# TASK BRIEF
In your copy, include no images, and write out every entry below exactly as it stands.

# EXCERPTED DATA
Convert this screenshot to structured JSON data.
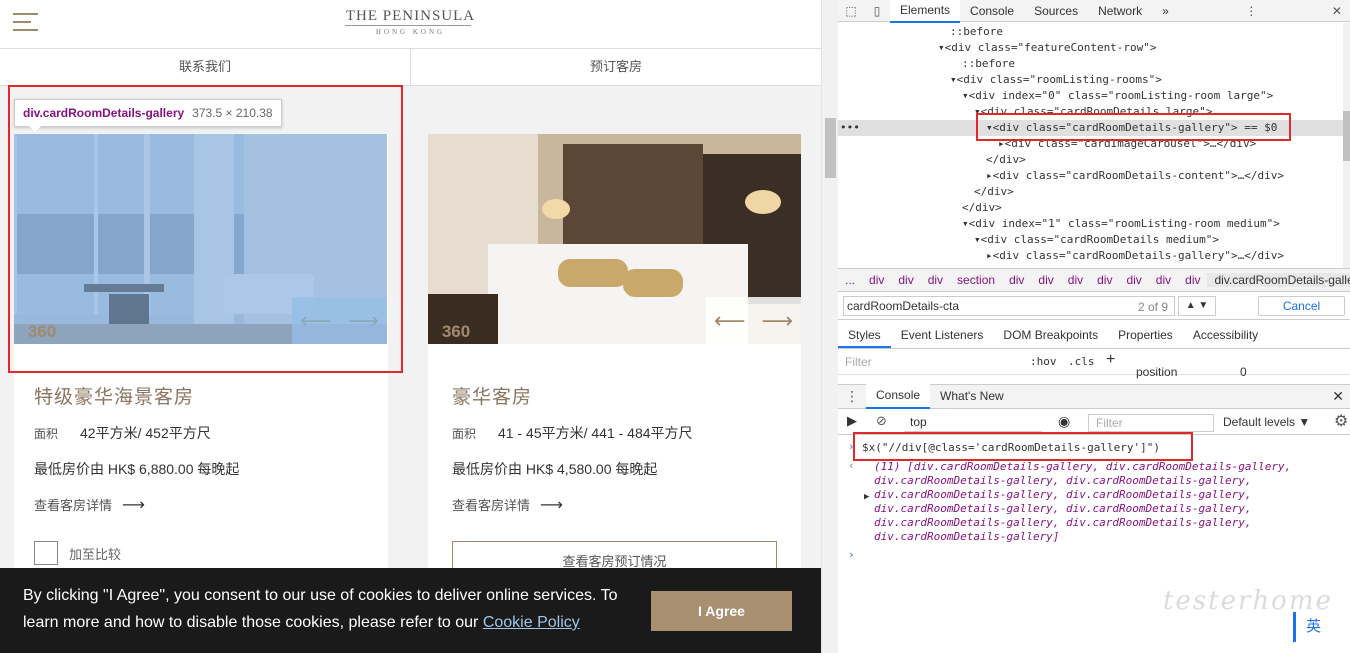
{
  "site": {
    "logo_main": "THE PENINSULA",
    "logo_sub": "HONG KONG",
    "nav": [
      "联系我们",
      "预订客房"
    ],
    "tooltip": {
      "selector": "div.cardRoomDetails-gallery",
      "size": "373.5 × 210.38"
    },
    "rooms": [
      {
        "title": "特级豪华海景客房",
        "area_label": "面积",
        "area": "42平方米/ 452平方尺",
        "price": "最低房价由 HK$ 6,880.00 每晚起",
        "link": "查看客房详情",
        "badge": "360",
        "compare": "加至比较"
      },
      {
        "title": "豪华客房",
        "area_label": "面积",
        "area": "41 - 45平方米/ 441 - 484平方尺",
        "price": "最低房价由 HK$ 4,580.00 每晚起",
        "link": "查看客房详情",
        "badge": "360",
        "booking": "查看客房预订情况"
      }
    ],
    "cookie": {
      "text": "By clicking \"I Agree\", you consent to our use of cookies to deliver online services. To learn more and how to disable those cookies, please refer to our ",
      "link": "Cookie Policy",
      "button": "I Agree"
    }
  },
  "devtools": {
    "tabs": [
      "Elements",
      "Console",
      "Sources",
      "Network"
    ],
    "more": "»",
    "dom": [
      {
        "t": "::before"
      },
      {
        "t": "▾<div class=\"featureContent-row\">"
      },
      {
        "t": "::before"
      },
      {
        "t": "▾<div class=\"roomListing-rooms\">"
      },
      {
        "t": "▾<div index=\"0\" class=\"roomListing-room large\">"
      },
      {
        "t": "▾<div class=\"cardRoomDetails large\">"
      },
      {
        "t": "▾<div class=\"cardRoomDetails-gallery\"> == $0"
      },
      {
        "t": "▸<div class=\"cardImageCarousel\">…</div>"
      },
      {
        "t": "</div>"
      },
      {
        "t": "▸<div class=\"cardRoomDetails-content\">…</div>"
      },
      {
        "t": "</div>"
      },
      {
        "t": "</div>"
      },
      {
        "t": "▾<div index=\"1\" class=\"roomListing-room medium\">"
      },
      {
        "t": "▾<div class=\"cardRoomDetails medium\">"
      },
      {
        "t": "▸<div class=\"cardRoomDetails-gallery\">…</div>"
      }
    ],
    "crumbs": [
      "...",
      "div",
      "div",
      "div",
      "section",
      "div",
      "div",
      "div",
      "div",
      "div",
      "div",
      "div",
      "div.cardRoomDetails-gallery"
    ],
    "search": {
      "value": "cardRoomDetails-cta",
      "count": "2 of 9",
      "cancel": "Cancel"
    },
    "subtabs": [
      "Styles",
      "Event Listeners",
      "DOM Breakpoints",
      "Properties",
      "Accessibility"
    ],
    "filter": {
      "placeholder": "Filter",
      "hov": ":hov",
      "cls": ".cls",
      "plus": "+"
    },
    "position": {
      "key": "position",
      "value": "0"
    },
    "drawer_tabs": [
      "Console",
      "What's New"
    ],
    "console_toolbar": {
      "context": "top",
      "filter": "Filter",
      "levels": "Default levels ▼"
    },
    "command": "$x(\"//div[@class='cardRoomDetails-gallery']\")",
    "result": [
      "(11) [div.cardRoomDetails-gallery, div.cardRoomDetails-gallery,",
      "div.cardRoomDetails-gallery, div.cardRoomDetails-gallery,",
      "div.cardRoomDetails-gallery, div.cardRoomDetails-gallery,",
      "div.cardRoomDetails-gallery, div.cardRoomDetails-gallery,",
      "div.cardRoomDetails-gallery, div.cardRoomDetails-gallery,",
      "div.cardRoomDetails-gallery]"
    ]
  },
  "watermark": "testerhome",
  "ime": "英"
}
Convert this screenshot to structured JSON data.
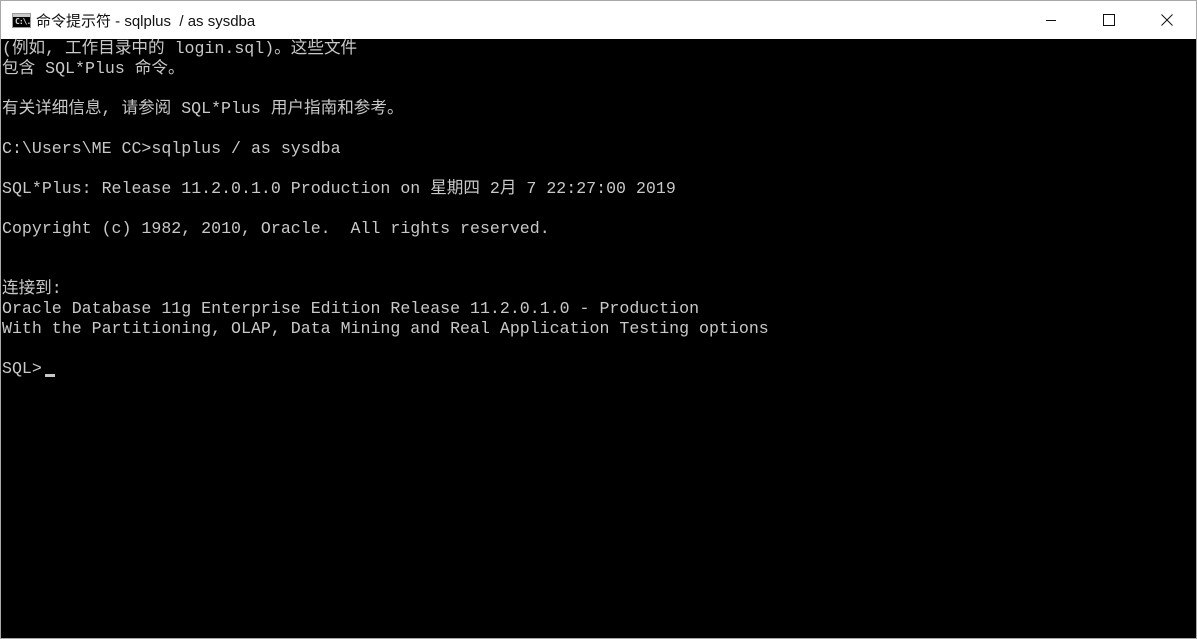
{
  "window": {
    "title": "命令提示符 - sqlplus  / as sysdba",
    "icon": "cmd-icon",
    "icon_text": "C:\\."
  },
  "controls": {
    "minimize_icon": "minimize-icon",
    "maximize_icon": "maximize-icon",
    "close_icon": "close-icon"
  },
  "console": {
    "lines": [
      "(例如, 工作目录中的 login.sql)。这些文件",
      "包含 SQL*Plus 命令。",
      "",
      "有关详细信息, 请参阅 SQL*Plus 用户指南和参考。",
      "",
      "C:\\Users\\ME CC>sqlplus / as sysdba",
      "",
      "SQL*Plus: Release 11.2.0.1.0 Production on 星期四 2月 7 22:27:00 2019",
      "",
      "Copyright (c) 1982, 2010, Oracle.  All rights reserved.",
      "",
      "",
      "连接到:",
      "Oracle Database 11g Enterprise Edition Release 11.2.0.1.0 - Production",
      "With the Partitioning, OLAP, Data Mining and Real Application Testing options",
      ""
    ],
    "prompt": "SQL>"
  }
}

# EXPECTED OUTPUT
Convert this screenshot to structured JSON data.
{
  "site": {
    "logo_main": "THE PENINSULA",
    "logo_sub": "HONG KONG",
    "nav": [
      "联系我们",
      "预订客房"
    ],
    "tooltip": {
      "selector": "div.cardRoomDetails-gallery",
      "size": "373.5 × 210.38"
    },
    "rooms": [
      {
        "title": "特级豪华海景客房",
        "area_label": "面积",
        "area": "42平方米/ 452平方尺",
        "price": "最低房价由 HK$ 6,880.00 每晚起",
        "link": "查看客房详情",
        "badge": "360",
        "compare": "加至比较"
      },
      {
        "title": "豪华客房",
        "area_label": "面积",
        "area": "41 - 45平方米/ 441 - 484平方尺",
        "price": "最低房价由 HK$ 4,580.00 每晚起",
        "link": "查看客房详情",
        "badge": "360",
        "booking": "查看客房预订情况"
      }
    ],
    "cookie": {
      "text": "By clicking \"I Agree\", you consent to our use of cookies to deliver online services. To learn more and how to disable those cookies, please refer to our ",
      "link": "Cookie Policy",
      "button": "I Agree"
    }
  },
  "devtools": {
    "tabs": [
      "Elements",
      "Console",
      "Sources",
      "Network"
    ],
    "more": "»",
    "dom": [
      {
        "t": "::before"
      },
      {
        "t": "▾<div class=\"featureContent-row\">"
      },
      {
        "t": "::before"
      },
      {
        "t": "▾<div class=\"roomListing-rooms\">"
      },
      {
        "t": "▾<div index=\"0\" class=\"roomListing-room large\">"
      },
      {
        "t": "▾<div class=\"cardRoomDetails large\">"
      },
      {
        "t": "▾<div class=\"cardRoomDetails-gallery\"> == $0"
      },
      {
        "t": "▸<div class=\"cardImageCarousel\">…</div>"
      },
      {
        "t": "</div>"
      },
      {
        "t": "▸<div class=\"cardRoomDetails-content\">…</div>"
      },
      {
        "t": "</div>"
      },
      {
        "t": "</div>"
      },
      {
        "t": "▾<div index=\"1\" class=\"roomListing-room medium\">"
      },
      {
        "t": "▾<div class=\"cardRoomDetails medium\">"
      },
      {
        "t": "▸<div class=\"cardRoomDetails-gallery\">…</div>"
      }
    ],
    "crumbs": [
      "...",
      "div",
      "div",
      "div",
      "section",
      "div",
      "div",
      "div",
      "div",
      "div",
      "div",
      "div",
      "div.cardRoomDetails-gallery"
    ],
    "search": {
      "value": "cardRoomDetails-cta",
      "count": "2 of 9",
      "cancel": "Cancel"
    },
    "subtabs": [
      "Styles",
      "Event Listeners",
      "DOM Breakpoints",
      "Properties",
      "Accessibility"
    ],
    "filter": {
      "placeholder": "Filter",
      "hov": ":hov",
      "cls": ".cls",
      "plus": "+"
    },
    "position": {
      "key": "position",
      "value": "0"
    },
    "drawer_tabs": [
      "Console",
      "What's New"
    ],
    "console_toolbar": {
      "context": "top",
      "filter": "Filter",
      "levels": "Default levels ▼"
    },
    "command": "$x(\"//div[@class='cardRoomDetails-gallery']\")",
    "result": [
      "(11) [div.cardRoomDetails-gallery, div.cardRoomDetails-gallery,",
      "div.cardRoomDetails-gallery, div.cardRoomDetails-gallery,",
      "div.cardRoomDetails-gallery, div.cardRoomDetails-gallery,",
      "div.cardRoomDetails-gallery, div.cardRoomDetails-gallery,",
      "div.cardRoomDetails-gallery, div.cardRoomDetails-gallery,",
      "div.cardRoomDetails-gallery]"
    ]
  },
  "watermark": "testerhome",
  "ime": "英"
}
Convert this screenshot to structured JSON data.
{
  "window": {
    "title": "命令提示符 - sqlplus  / as sysdba",
    "icon": "cmd-icon",
    "icon_text": "C:\\."
  },
  "controls": {
    "minimize_icon": "minimize-icon",
    "maximize_icon": "maximize-icon",
    "close_icon": "close-icon"
  },
  "console": {
    "lines": [
      "(例如, 工作目录中的 login.sql)。这些文件",
      "包含 SQL*Plus 命令。",
      "",
      "有关详细信息, 请参阅 SQL*Plus 用户指南和参考。",
      "",
      "C:\\Users\\ME CC>sqlplus / as sysdba",
      "",
      "SQL*Plus: Release 11.2.0.1.0 Production on 星期四 2月 7 22:27:00 2019",
      "",
      "Copyright (c) 1982, 2010, Oracle.  All rights reserved.",
      "",
      "",
      "连接到:",
      "Oracle Database 11g Enterprise Edition Release 11.2.0.1.0 - Production",
      "With the Partitioning, OLAP, Data Mining and Real Application Testing options",
      ""
    ],
    "prompt": "SQL>"
  }
}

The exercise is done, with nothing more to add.